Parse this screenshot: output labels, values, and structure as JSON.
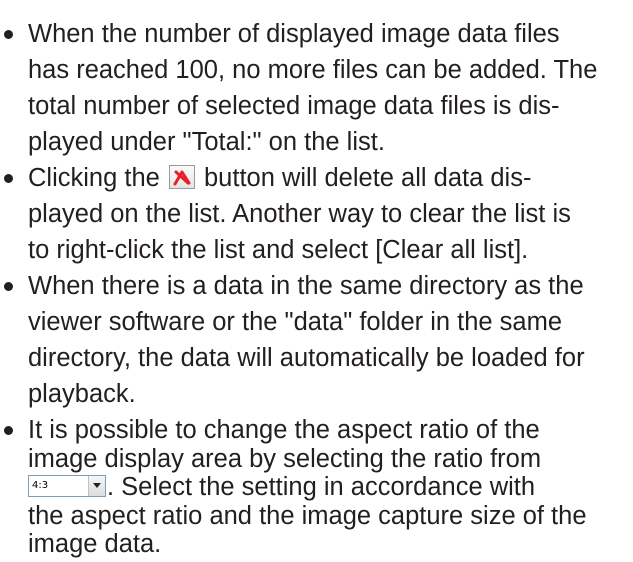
{
  "bullets": [
    {
      "lines": [
        "When the number of displayed image data files",
        "has reached 100, no more files can be added. The",
        "total number of selected image data files is dis-",
        "played under \"Total:\" on the list."
      ]
    },
    {
      "line1_before": "Clicking the",
      "line1_after": "button will delete all data dis-",
      "lines_rest": [
        "played on the list. Another way to clear the list is",
        "to right-click the list and select [Clear all list]."
      ],
      "icon": "delete-x-icon"
    },
    {
      "lines": [
        "When there is a data in the same directory as the",
        "viewer software or the \"data\" folder in the same",
        "directory, the data will automatically be loaded for",
        "playback."
      ]
    },
    {
      "line1": "It is possible to change the aspect ratio of the",
      "line2": "image display area by selecting the ratio from",
      "select_value": "4:3",
      "line3_after": ". Select the setting in accordance with",
      "lines_rest": [
        "the aspect ratio and the image capture size of the",
        "image data."
      ],
      "icon": "dropdown-arrow-icon"
    }
  ],
  "colors": {
    "text": "#231f20",
    "delete_icon": "#e8202a"
  }
}
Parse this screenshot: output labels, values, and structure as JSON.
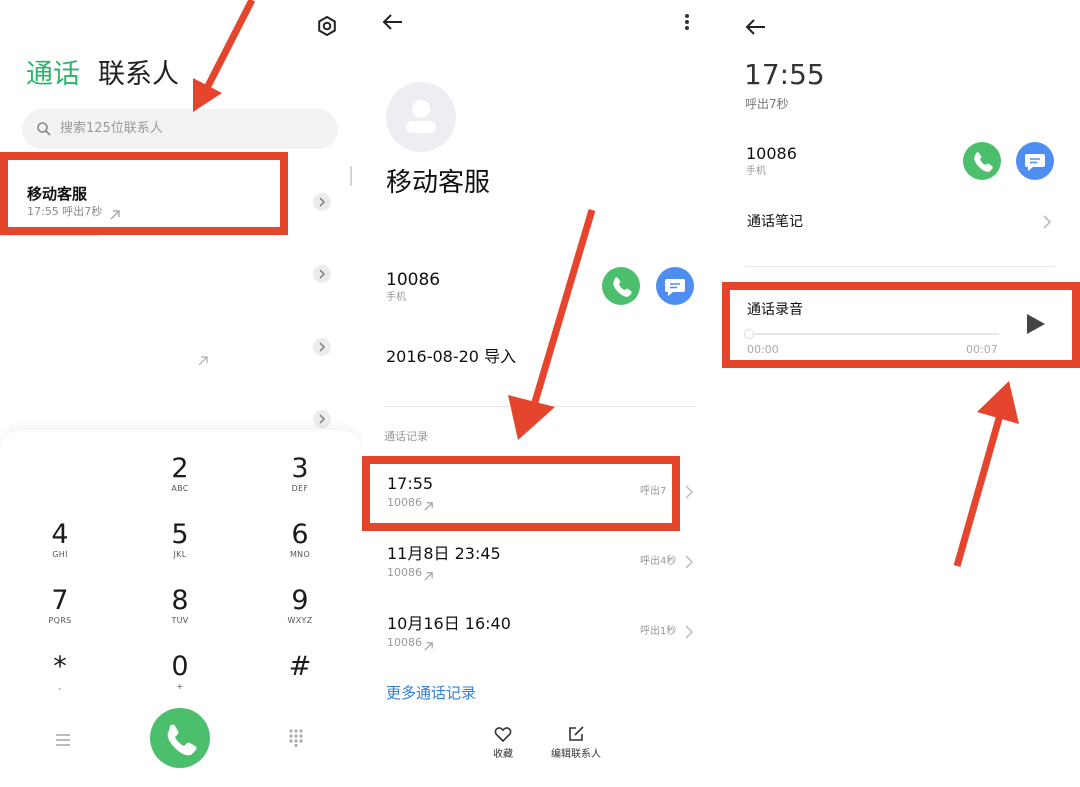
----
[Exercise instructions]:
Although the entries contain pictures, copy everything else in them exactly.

[Expected output]:
Parse this screenshot: output labels, values, and structure as JSON.
{
  "bullets": [
    {
      "lines": [
        "When the number of displayed image data files",
        "has reached 100, no more files can be added. The",
        "total number of selected image data files is dis-",
        "played under \"Total:\" on the list."
      ]
    },
    {
      "line1_before": "Clicking the",
      "line1_after": "button will delete all data dis-",
      "lines_rest": [
        "played on the list. Another way to clear the list is",
        "to right-click the list and select [Clear all list]."
      ],
      "icon": "delete-x-icon"
    },
    {
      "lines": [
        "When there is a data in the same directory as the",
        "viewer software or the \"data\" folder in the same",
        "directory, the data will automatically be loaded for",
        "playback."
      ]
    },
    {
      "line1": "It is possible to change the aspect ratio of the",
      "line2": "image display area by selecting the ratio from",
      "select_value": "4:3",
      "line3_after": ". Select the setting in accordance with",
      "lines_rest": [
        "the aspect ratio and the image capture size of the",
        "image data."
      ],
      "icon": "dropdown-arrow-icon"
    }
  ],
  "colors": {
    "text": "#231f20",
    "delete_icon": "#e8202a"
  }
}
Parse this screenshot: output labels, values, and structure as JSON.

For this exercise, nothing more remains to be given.